LOCALS who have regularly used the now fenced off Balmashanner paths for many years are up in arms at the decision to close off the paths.
A number of readers contacted the Dispatch, some only just learning of the access issue after reading the article in last week’s paper as the recent wintry weather had meant they had been unable to walk in the area.
The fence is restricting access for walkers at Balmashanner and is situated south of the Balmashanner Hill housing estate, at the top of Northampton Road, and is blocking access to the general public.
It has been restricting access for the public to cross the field from the top of Northampton Road to the Balmashanner path network since March 1.
Nan Hargraves, a resident for the past 16 years, wrote to the Forfar Dispatch appealing for members of the public for evidence of the path’s use in the last 20 years, as she believes the path should be considered a right of way.
Nan thanked the Forfar Dispatch for bringing the access issue to the public’s attention, she said: “I am in correspondence with Angus Council’s Countryside’s Access Officer with regards to the denial of public access with locked gates and no way to gain entry or exit to the field.
“In discussions with Angus Council, there is clear evidence of a path across Balmashanner Hill from an aerial photograph taken in 2006; however it is not visible in an aerial photograph taken in 2000.
“Having spoken with several people, they say that they have walked this field with or without their pets for in excess of 20 years. However, unfortunately at this stage we lack evidence of this.”
In response, Mr Andrew Reid, a resident and keen walker, said he was “considerably upset” to learn that Balmashanner had been blocked off and a Mrs Preston, who has lived in the area since 1991, told how her late husband and herself had used the path also for many years.
Also unhappy with the decision to erect fences and put up locked gates was Mr Fred Valentine who regularly used to jog and run the paths at Balmashanner.
Another reader, who did not wish to be named, expressed “sheer disgust” at the erection of the fences and gates.
A spokesperson from ScotsWays, the Scottish Rights of Way and Access Society, said: “There is a recorded right of way to Balmashanner Hill in our records but it does not go from Northampton Road. As far as I can tell there is no recorded right of way connecting across the field as you describe. The route may meet the conditions to be a right of way but that would require proof and to get the proof is generally time-consuming and expensive.
“Whilst I can understand why vehicles might be denied access, it may be that the council will consider negotiation with the landowner or tenant over more informal access.”
Angus Council is currently investigating the issue with the right of way at Balmashanner and a spokesperson for the local authority said: “The council is aware of the situation, having received a number of enquiries from members for the public.
“A worn route appears to have become established across the fields in question, due to use by the public. It is unclear whether this route has been used for the 20-year-period necessary for a public right of way to have been created. We are investigating the matter.”
In Scotland, a right of way is defined as any route over which the public has been able to pass unhindered for at least 20 years.

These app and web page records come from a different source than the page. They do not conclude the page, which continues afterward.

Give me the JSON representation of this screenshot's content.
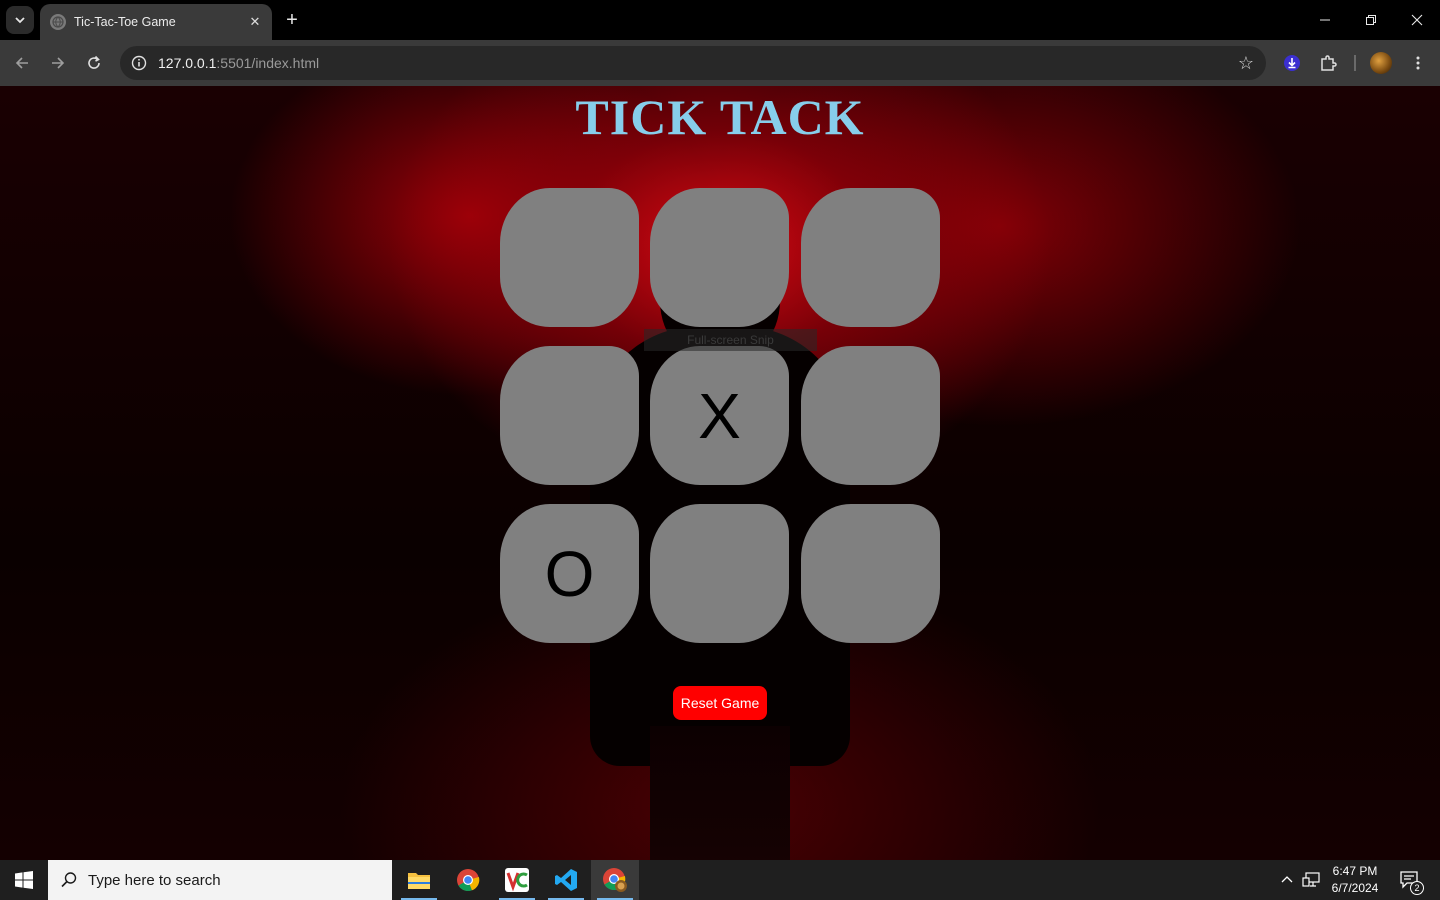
{
  "browser": {
    "tab_title": "Tic-Tac-Toe Game",
    "url_host": "127.0.0.1",
    "url_rest": ":5501/index.html"
  },
  "page": {
    "title": "TICK TACK",
    "cells": [
      "",
      "",
      "",
      "",
      "X",
      "",
      "O",
      "",
      ""
    ],
    "reset_label": "Reset Game",
    "tooltip": "Full-screen Snip",
    "colors": {
      "title": "#87ceeb",
      "cell": "#808080",
      "reset": "#ff0000"
    }
  },
  "taskbar": {
    "search_placeholder": "Type here to search",
    "time": "6:47 PM",
    "date": "6/7/2024",
    "notification_count": "2"
  }
}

The route must link two ‘public places’ such as villages, churches or roads, for example.
If you have used the paths at Balmashanner then Nan Hargraves is appealing for evidence of the path’s use in the last 20 years. Any information can be forwarded to Nan via email at firstname.lastname@example.org.